Gather, from the data below, each line in which the word "value" occurs.

▶ _Given data_:
☆ ☆ ☆
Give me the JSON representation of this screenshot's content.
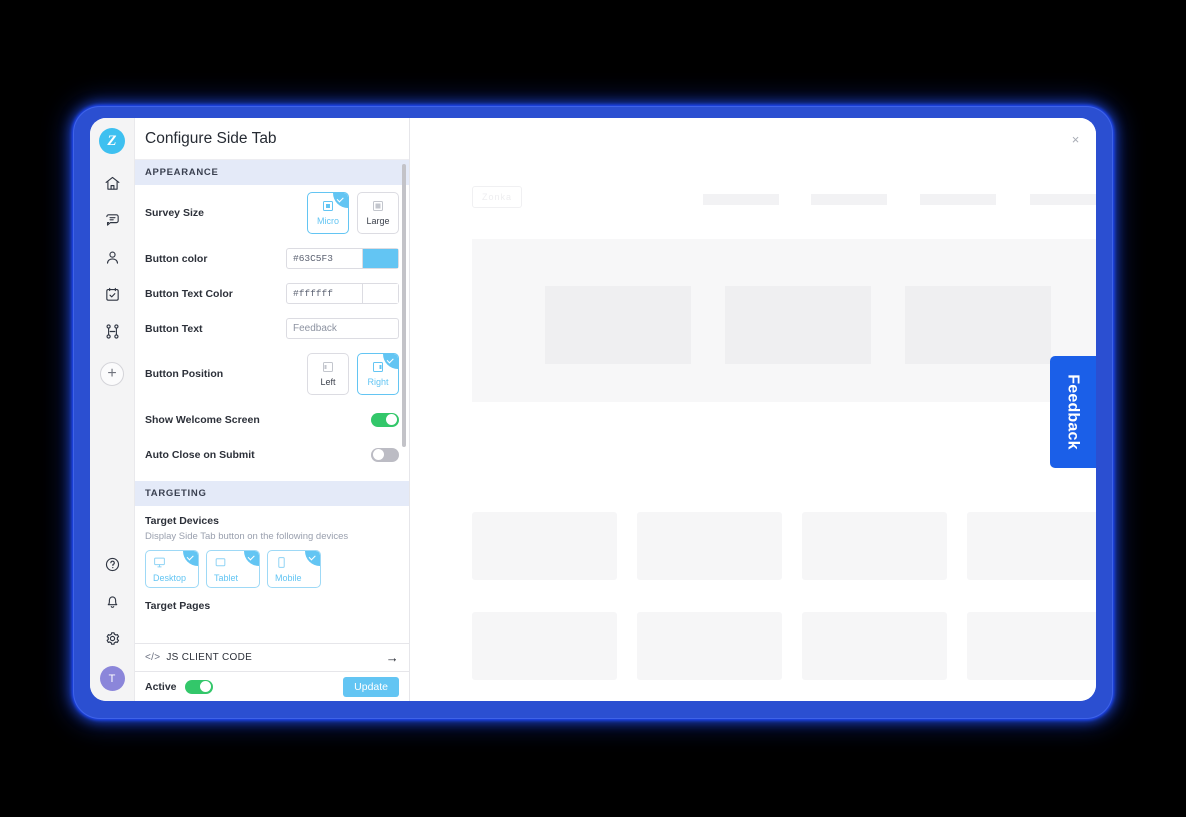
{
  "rail": {
    "logo_text": "Z",
    "logo_name": "zonka-logo",
    "items": [
      {
        "name": "home-icon",
        "label": "Home"
      },
      {
        "name": "chat-icon",
        "label": "Chat"
      },
      {
        "name": "contacts-icon",
        "label": "Contacts"
      },
      {
        "name": "tasks-icon",
        "label": "Tasks"
      },
      {
        "name": "workflow-icon",
        "label": "Workflow"
      }
    ],
    "add_label": "+",
    "bottom": [
      {
        "name": "help-icon",
        "label": "Help"
      },
      {
        "name": "notifications-icon",
        "label": "Notifications"
      },
      {
        "name": "settings-icon",
        "label": "Settings"
      }
    ],
    "avatar_text": "T"
  },
  "panel": {
    "title": "Configure Side Tab",
    "close_label": "×",
    "sections": {
      "appearance": "APPEARANCE",
      "targeting": "TARGETING"
    },
    "survey_size": {
      "label": "Survey Size",
      "options": [
        {
          "label": "Micro",
          "selected": true
        },
        {
          "label": "Large",
          "selected": false
        }
      ]
    },
    "button_color": {
      "label": "Button color",
      "value": "#63C5F3",
      "swatch": "#63C5F3"
    },
    "button_text_color": {
      "label": "Button Text Color",
      "value": "#ffffff",
      "swatch": "#ffffff"
    },
    "button_text": {
      "label": "Button Text",
      "value": "Feedback",
      "placeholder": "Feedback"
    },
    "button_position": {
      "label": "Button Position",
      "options": [
        {
          "label": "Left",
          "selected": false
        },
        {
          "label": "Right",
          "selected": true
        }
      ]
    },
    "show_welcome": {
      "label": "Show Welcome Screen",
      "on": true
    },
    "auto_close": {
      "label": "Auto Close on Submit",
      "on": false
    },
    "target_devices": {
      "title": "Target Devices",
      "subtitle": "Display Side Tab button on the following devices",
      "devices": [
        {
          "label": "Desktop",
          "icon": "desktop-icon",
          "selected": true
        },
        {
          "label": "Tablet",
          "icon": "tablet-icon",
          "selected": true
        },
        {
          "label": "Mobile",
          "icon": "mobile-icon",
          "selected": true
        }
      ]
    },
    "target_pages": {
      "title": "Target Pages"
    },
    "js_client_code": {
      "label": "JS CLIENT CODE",
      "icon": "code-icon",
      "arrow": "→"
    },
    "footer": {
      "active_label": "Active",
      "active_on": true,
      "update_label": "Update"
    }
  },
  "preview": {
    "logo_text": "Zonka",
    "side_tab_label": "Feedback",
    "side_tab_color": "#1B5FE8",
    "highlight_color": "#CDEEFB",
    "arrow_color": "#E62020"
  }
}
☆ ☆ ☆
▶ _Response box_:
      "value": "#63C5F3",
      "value": "#ffffff",
      "value": "Feedback",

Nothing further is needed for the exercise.